Douglas Johnson, legislative director of the National Right to Life Committee, said in a written response to the proclamation, “Why can’t (Clinton) recognize that it is radically inconsistent with that appeal to permit the brutal killing of a mostly delivered infant in a partial-birth abortion?”
There are no verifiable figures for the frequency of such abortions, but the latest estimates are the procedure occurs at least 3,000 to 5,000 times a year in the United States. In opposing the bill, abortion advocates previously had contended it was used only about 500 times annually.
Clinton initially vetoed the bill in April 1996. In September of last year, the House overrode his veto by a 285-137 vote. Though the Senate gained three votes from its earlier action, its 57-41 tally a week after the House’s override fell well short of two-thirds.
In May of this year, Southern Baptist Convention President Tom Elliff and nine former SBC presidents sent a letter to Clinton asking him to reconsider his “continued defense of the killing of living premature babies by the brutal partial-birth abortion method.”

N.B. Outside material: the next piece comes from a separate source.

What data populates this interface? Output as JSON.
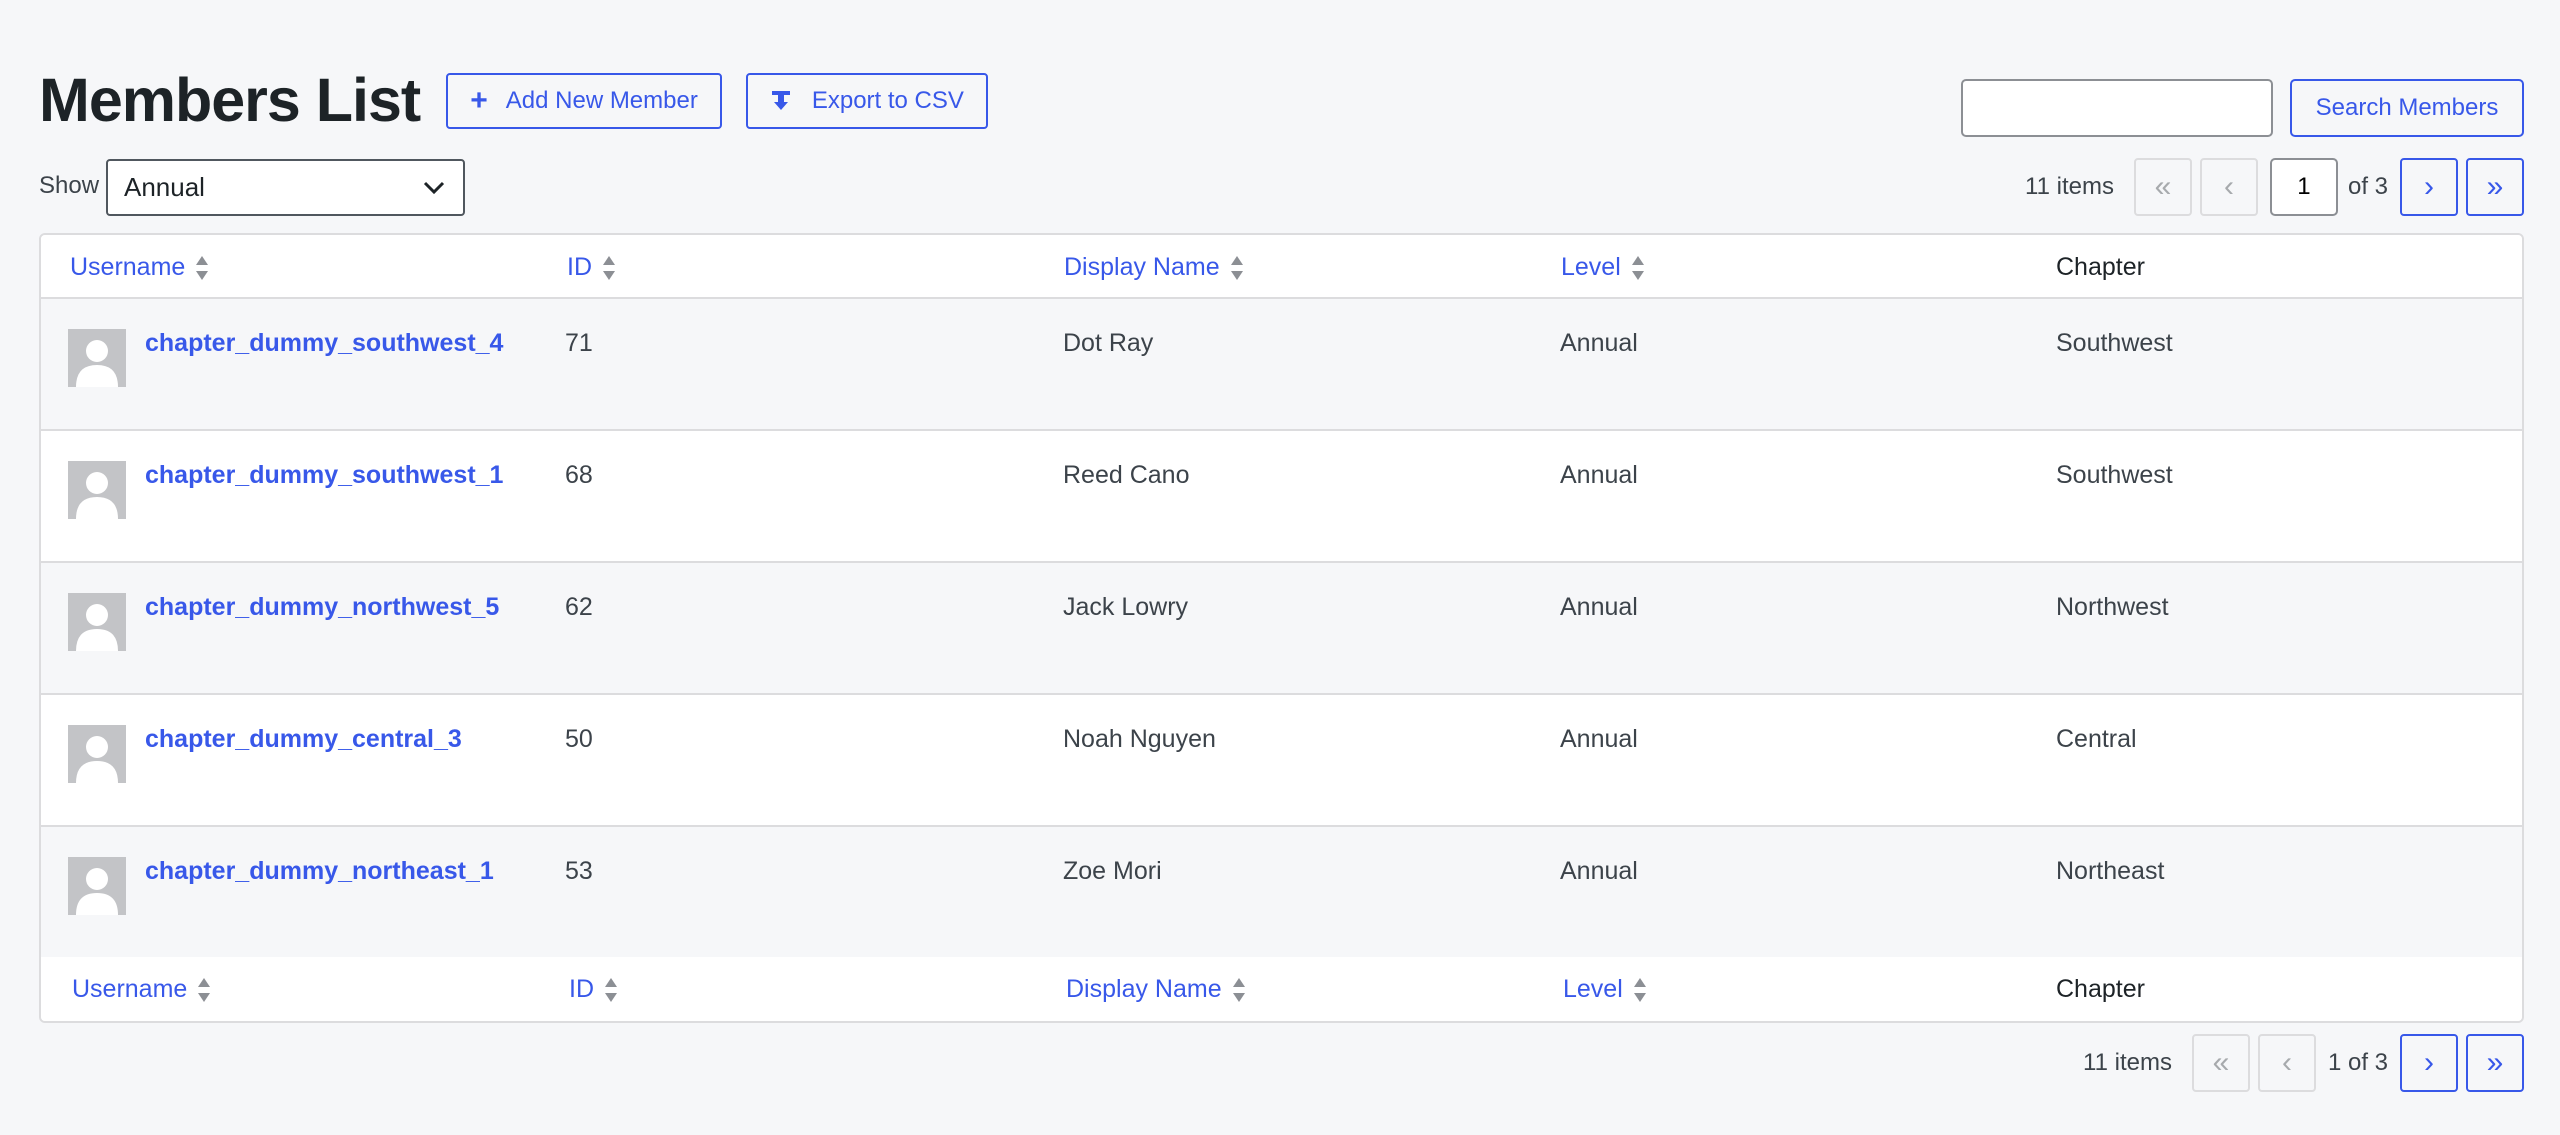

Last year’s veto by Clinton, a member of a Southern Baptist church in Little Rock, Ark., prompted Jim Henry, then president of the SBC, and 11 former SBC presidents to ask the president in a letter to “repent of your veto.”